            [1] It should be stated, and very definitely so, that the matai does not own the family lands for his own benefit. He is a sort of trustee in whose name the family lands ate held for the benefit of family members. The beneficial interest in the lands and the fruits therefrom belong to the family, and not to the matai as an individual. Since the land Tomea was formerly the matai land of Satele Pili it [2ASR28] would follow, there being no evidence that the family parted with the title, that the beneficial interest in the land and fruits thereof belong to those members of the Satele family who are the descendants of Satele Pili and the members of Satele family who were under the mataiship of Sate le Pili, and their descendants. We shall define these people as the Faga branch of the Satele family, since Faga is the son of Satele Pili.

            [2] When Satele Pili was living his branch of the family had the beneficial interest in and the right to the use of the fruits of lands held by Satele Pili as a matai. When Satele Pili died their rights still remained in them.. His death did not deprive them of their rights in family lands.
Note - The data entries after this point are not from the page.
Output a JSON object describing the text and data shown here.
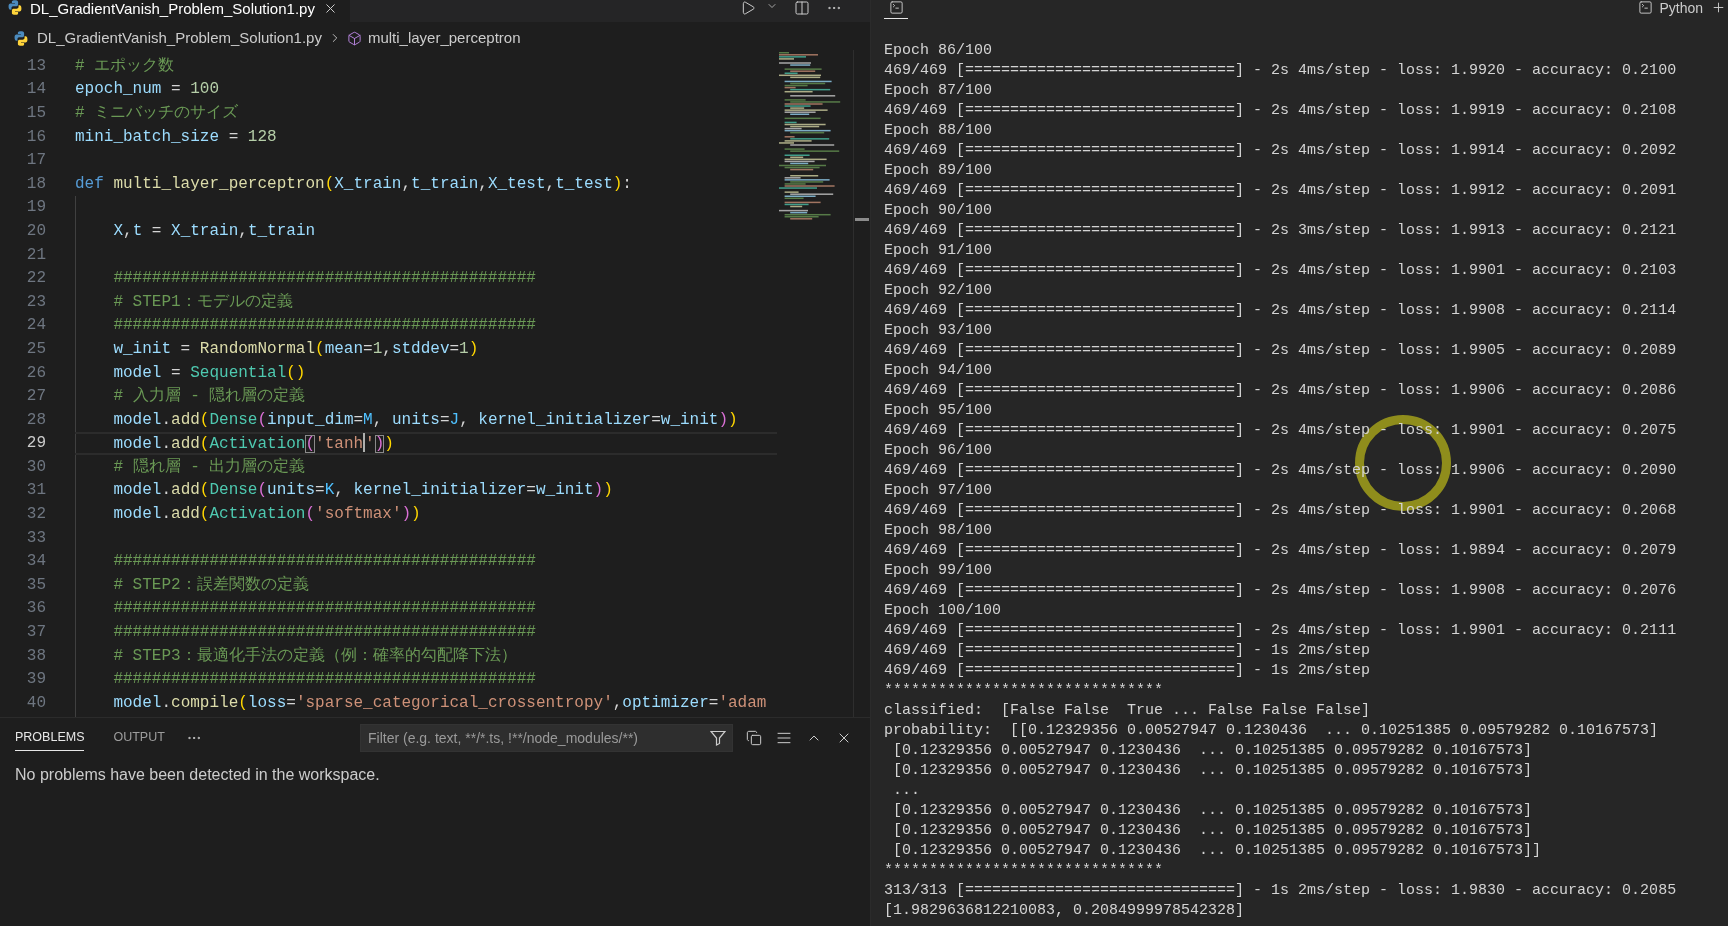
{
  "editor_tab": {
    "title": "DL_GradientVanish_Problem_Solution1.py"
  },
  "breadcrumb": {
    "file": "DL_GradientVanish_Problem_Solution1.py",
    "symbol": "multi_layer_perceptron"
  },
  "code_lines": [
    {
      "number": "13",
      "active": false,
      "tokens": [
        {
          "text": "# エポック数",
          "kind": "comment"
        }
      ]
    },
    {
      "number": "14",
      "active": false,
      "tokens": [
        {
          "text": "epoch_num",
          "kind": "variable"
        },
        {
          "text": " = ",
          "kind": "plain"
        },
        {
          "text": "100",
          "kind": "number"
        }
      ]
    },
    {
      "number": "15",
      "active": false,
      "tokens": [
        {
          "text": "# ミニバッチのサイズ",
          "kind": "comment"
        }
      ]
    },
    {
      "number": "16",
      "active": false,
      "tokens": [
        {
          "text": "mini_batch_size",
          "kind": "variable"
        },
        {
          "text": " = ",
          "kind": "plain"
        },
        {
          "text": "128",
          "kind": "number"
        }
      ]
    },
    {
      "number": "17",
      "active": false
    },
    {
      "number": "18",
      "active": false,
      "tokens": [
        {
          "text": "def ",
          "kind": "keyword"
        },
        {
          "text": "multi_layer_perceptron",
          "kind": "function"
        },
        {
          "text": "(",
          "kind": "bracket1"
        },
        {
          "text": "X_train",
          "kind": "variable"
        },
        {
          "text": ",",
          "kind": "plain"
        },
        {
          "text": "t_train",
          "kind": "variable"
        },
        {
          "text": ",",
          "kind": "plain"
        },
        {
          "text": "X_test",
          "kind": "variable"
        },
        {
          "text": ",",
          "kind": "plain"
        },
        {
          "text": "t_test",
          "kind": "variable"
        },
        {
          "text": ")",
          "kind": "bracket1"
        },
        {
          "text": ":",
          "kind": "plain"
        }
      ]
    },
    {
      "number": "19",
      "active": false
    },
    {
      "number": "20",
      "active": false,
      "tokens": [
        {
          "text": "    X",
          "kind": "variable"
        },
        {
          "text": ",",
          "kind": "plain"
        },
        {
          "text": "t",
          "kind": "variable"
        },
        {
          "text": " = ",
          "kind": "plain"
        },
        {
          "text": "X_train",
          "kind": "variable"
        },
        {
          "text": ",",
          "kind": "plain"
        },
        {
          "text": "t_train",
          "kind": "variable"
        }
      ]
    },
    {
      "number": "21",
      "active": false
    },
    {
      "number": "22",
      "active": false,
      "tokens": [
        {
          "text": "    ############################################",
          "kind": "comment"
        }
      ]
    },
    {
      "number": "23",
      "active": false,
      "tokens": [
        {
          "text": "    # STEP1：モデルの定義",
          "kind": "comment"
        }
      ]
    },
    {
      "number": "24",
      "active": false,
      "tokens": [
        {
          "text": "    ############################################",
          "kind": "comment"
        }
      ]
    },
    {
      "number": "25",
      "active": false,
      "tokens": [
        {
          "text": "    w_init",
          "kind": "variable"
        },
        {
          "text": " = ",
          "kind": "plain"
        },
        {
          "text": "RandomNormal",
          "kind": "function"
        },
        {
          "text": "(",
          "kind": "bracket1"
        },
        {
          "text": "mean",
          "kind": "variable"
        },
        {
          "text": "=",
          "kind": "plain"
        },
        {
          "text": "1",
          "kind": "number"
        },
        {
          "text": ",",
          "kind": "plain"
        },
        {
          "text": "stddev",
          "kind": "variable"
        },
        {
          "text": "=",
          "kind": "plain"
        },
        {
          "text": "1",
          "kind": "number"
        },
        {
          "text": ")",
          "kind": "bracket1"
        }
      ]
    },
    {
      "number": "26",
      "active": false,
      "tokens": [
        {
          "text": "    model",
          "kind": "variable"
        },
        {
          "text": " = ",
          "kind": "plain"
        },
        {
          "text": "Sequential",
          "kind": "class"
        },
        {
          "text": "()",
          "kind": "bracket1"
        }
      ]
    },
    {
      "number": "27",
      "active": false,
      "tokens": [
        {
          "text": "    # 入力層 - 隠れ層の定義",
          "kind": "comment"
        }
      ]
    },
    {
      "number": "28",
      "active": false,
      "tokens": [
        {
          "text": "    model",
          "kind": "variable"
        },
        {
          "text": ".",
          "kind": "plain"
        },
        {
          "text": "add",
          "kind": "function"
        },
        {
          "text": "(",
          "kind": "bracket1"
        },
        {
          "text": "Dense",
          "kind": "class"
        },
        {
          "text": "(",
          "kind": "bracket2"
        },
        {
          "text": "input_dim",
          "kind": "variable"
        },
        {
          "text": "=",
          "kind": "plain"
        },
        {
          "text": "M",
          "kind": "constant"
        },
        {
          "text": ", ",
          "kind": "plain"
        },
        {
          "text": "units",
          "kind": "variable"
        },
        {
          "text": "=",
          "kind": "plain"
        },
        {
          "text": "J",
          "kind": "constant"
        },
        {
          "text": ", ",
          "kind": "plain"
        },
        {
          "text": "kernel_initializer",
          "kind": "variable"
        },
        {
          "text": "=",
          "kind": "plain"
        },
        {
          "text": "w_init",
          "kind": "variable"
        },
        {
          "text": ")",
          "kind": "bracket2"
        },
        {
          "text": ")",
          "kind": "bracket1"
        }
      ]
    },
    {
      "number": "29",
      "active": true,
      "tokens": [
        {
          "text": "    model",
          "kind": "variable"
        },
        {
          "text": ".",
          "kind": "plain"
        },
        {
          "text": "add",
          "kind": "function"
        },
        {
          "text": "(",
          "kind": "bracket1"
        },
        {
          "text": "Activation",
          "kind": "class"
        },
        {
          "text": "(",
          "kind": "bracket-match"
        },
        {
          "text": "'tanh",
          "kind": "string"
        },
        {
          "kind": "cursor"
        },
        {
          "text": "'",
          "kind": "string"
        },
        {
          "text": ")",
          "kind": "bracket-match"
        },
        {
          "text": ")",
          "kind": "bracket1"
        }
      ]
    },
    {
      "number": "30",
      "active": false,
      "tokens": [
        {
          "text": "    # 隠れ層 - 出力層の定義",
          "kind": "comment"
        }
      ]
    },
    {
      "number": "31",
      "active": false,
      "tokens": [
        {
          "text": "    model",
          "kind": "variable"
        },
        {
          "text": ".",
          "kind": "plain"
        },
        {
          "text": "add",
          "kind": "function"
        },
        {
          "text": "(",
          "kind": "bracket1"
        },
        {
          "text": "Dense",
          "kind": "class"
        },
        {
          "text": "(",
          "kind": "bracket2"
        },
        {
          "text": "units",
          "kind": "variable"
        },
        {
          "text": "=",
          "kind": "plain"
        },
        {
          "text": "K",
          "kind": "constant"
        },
        {
          "text": ", ",
          "kind": "plain"
        },
        {
          "text": "kernel_initializer",
          "kind": "variable"
        },
        {
          "text": "=",
          "kind": "plain"
        },
        {
          "text": "w_init",
          "kind": "variable"
        },
        {
          "text": ")",
          "kind": "bracket2"
        },
        {
          "text": ")",
          "kind": "bracket1"
        }
      ]
    },
    {
      "number": "32",
      "active": false,
      "tokens": [
        {
          "text": "    model",
          "kind": "variable"
        },
        {
          "text": ".",
          "kind": "plain"
        },
        {
          "text": "add",
          "kind": "function"
        },
        {
          "text": "(",
          "kind": "bracket1"
        },
        {
          "text": "Activation",
          "kind": "class"
        },
        {
          "text": "(",
          "kind": "bracket2"
        },
        {
          "text": "'softmax'",
          "kind": "string"
        },
        {
          "text": ")",
          "kind": "bracket2"
        },
        {
          "text": ")",
          "kind": "bracket1"
        }
      ]
    },
    {
      "number": "33",
      "active": false
    },
    {
      "number": "34",
      "active": false,
      "tokens": [
        {
          "text": "    ############################################",
          "kind": "comment"
        }
      ]
    },
    {
      "number": "35",
      "active": false,
      "tokens": [
        {
          "text": "    # STEP2：誤差関数の定義",
          "kind": "comment"
        }
      ]
    },
    {
      "number": "36",
      "active": false,
      "tokens": [
        {
          "text": "    ############################################",
          "kind": "comment"
        }
      ]
    },
    {
      "number": "37",
      "active": false,
      "tokens": [
        {
          "text": "    ############################################",
          "kind": "comment"
        }
      ]
    },
    {
      "number": "38",
      "active": false,
      "tokens": [
        {
          "text": "    # STEP3：最適化手法の定義（例：確率的勾配降下法）",
          "kind": "comment"
        }
      ]
    },
    {
      "number": "39",
      "active": false,
      "tokens": [
        {
          "text": "    ############################################",
          "kind": "comment"
        }
      ]
    },
    {
      "number": "40",
      "active": false,
      "tokens": [
        {
          "text": "    model",
          "kind": "variable"
        },
        {
          "text": ".",
          "kind": "plain"
        },
        {
          "text": "compile",
          "kind": "function"
        },
        {
          "text": "(",
          "kind": "bracket1"
        },
        {
          "text": "loss",
          "kind": "variable"
        },
        {
          "text": "=",
          "kind": "plain"
        },
        {
          "text": "'sparse_categorical_crossentropy'",
          "kind": "string"
        },
        {
          "text": ",",
          "kind": "plain"
        },
        {
          "text": "optimizer",
          "kind": "variable"
        },
        {
          "text": "=",
          "kind": "plain"
        },
        {
          "text": "'adam",
          "kind": "string"
        }
      ]
    }
  ],
  "panel": {
    "tabs": [
      {
        "label": "PROBLEMS",
        "selected": true
      },
      {
        "label": "OUTPUT",
        "selected": false
      }
    ],
    "filter": {
      "placeholder": "Filter (e.g. text, **/*.ts, !**/node_modules/**)"
    },
    "message": "No problems have been detected in the workspace."
  },
  "terminal": {
    "shell": "Python",
    "lines": [
      "Epoch 86/100",
      "469/469 [==============================] - 2s 4ms/step - loss: 1.9920 - accuracy: 0.2100",
      "Epoch 87/100",
      "469/469 [==============================] - 2s 4ms/step - loss: 1.9919 - accuracy: 0.2108",
      "Epoch 88/100",
      "469/469 [==============================] - 2s 4ms/step - loss: 1.9914 - accuracy: 0.2092",
      "Epoch 89/100",
      "469/469 [==============================] - 2s 4ms/step - loss: 1.9912 - accuracy: 0.2091",
      "Epoch 90/100",
      "469/469 [==============================] - 2s 3ms/step - loss: 1.9913 - accuracy: 0.2121",
      "Epoch 91/100",
      "469/469 [==============================] - 2s 4ms/step - loss: 1.9901 - accuracy: 0.2103",
      "Epoch 92/100",
      "469/469 [==============================] - 2s 4ms/step - loss: 1.9908 - accuracy: 0.2114",
      "Epoch 93/100",
      "469/469 [==============================] - 2s 4ms/step - loss: 1.9905 - accuracy: 0.2089",
      "Epoch 94/100",
      "469/469 [==============================] - 2s 4ms/step - loss: 1.9906 - accuracy: 0.2086",
      "Epoch 95/100",
      "469/469 [==============================] - 2s 4ms/step - loss: 1.9901 - accuracy: 0.2075",
      "Epoch 96/100",
      "469/469 [==============================] - 2s 4ms/step - loss: 1.9906 - accuracy: 0.2090",
      "Epoch 97/100",
      "469/469 [==============================] - 2s 4ms/step - loss: 1.9901 - accuracy: 0.2068",
      "Epoch 98/100",
      "469/469 [==============================] - 2s 4ms/step - loss: 1.9894 - accuracy: 0.2079",
      "Epoch 99/100",
      "469/469 [==============================] - 2s 4ms/step - loss: 1.9908 - accuracy: 0.2076",
      "Epoch 100/100",
      "469/469 [==============================] - 2s 4ms/step - loss: 1.9901 - accuracy: 0.2111",
      "469/469 [==============================] - 1s 2ms/step",
      "469/469 [==============================] - 1s 2ms/step",
      "*******************************",
      "classified:  [False False  True ... False False False]",
      "probability:  [[0.12329356 0.00527947 0.1230436  ... 0.10251385 0.09579282 0.10167573]",
      " [0.12329356 0.00527947 0.1230436  ... 0.10251385 0.09579282 0.10167573]",
      " [0.12329356 0.00527947 0.1230436  ... 0.10251385 0.09579282 0.10167573]",
      " ...",
      " [0.12329356 0.00527947 0.1230436  ... 0.10251385 0.09579282 0.10167573]",
      " [0.12329356 0.00527947 0.1230436  ... 0.10251385 0.09579282 0.10167573]",
      " [0.12329356 0.00527947 0.1230436  ... 0.10251385 0.09579282 0.10167573]]",
      "*******************************",
      "313/313 [==============================] - 1s 2ms/step - loss: 1.9830 - accuracy: 0.2085",
      "[1.9829636812210083, 0.2084999978542328]"
    ]
  }
}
            [3] The survey of the land which was delivered to the Registrar of Titles with the application for registration is not sufficient to identify clearly the boundaries of the land. The land is described in the survey as having a tree at one corner and it further appears from the survey that the northern boundary of the land is along the main highway leading to Leone. There are thousands of trees which would fit the description in the survey and the main to Leone is miles in length. No doubt that highway will fit the description. There are no other fixed points or monuments shown on ly the survey does not meet the requirement Section 74(3) of the Codification for registering survey is delivered to the Registrar of “sufficient to identify clearly the boundaries of the land cannot be registered as the property either Faga or of Satele. At the trial the Court pointed out to Faga and Satele the fact that the survey was inadequate, and suggested that two cement posts be procured from the Department of Public Works and that such cement post be set, one at each of two corners of the [2ASR29] land so that it may be clearly identified and that after the posts are so set the survey be corrected so as to show thereon the posts and that a certificate of a surveyor be procured and filed showing that the posts have been so set and their location shown on the survey.

            Upon a survey being filed “sufficient to identify clearly the boundaries of the land” Tomea, the Registrar of Titles will upon receipt of a direction from the High Court register the land Tomea as the matai land of Satele held under Samoan customs by the Satele for the use and benefit of the Faga branch (as hereinbefore defined) of the Satele family. Faga not being the matai of the Satele family and as an individual had no right to have the land Tomea registered as his, but his branch of the Satele family has the right, according to Samoan customs, to the use and fruits of the land.

            Court costs in the sum of $25.00 are to be paid by Faga within sixty days.

            The other Judge concurs.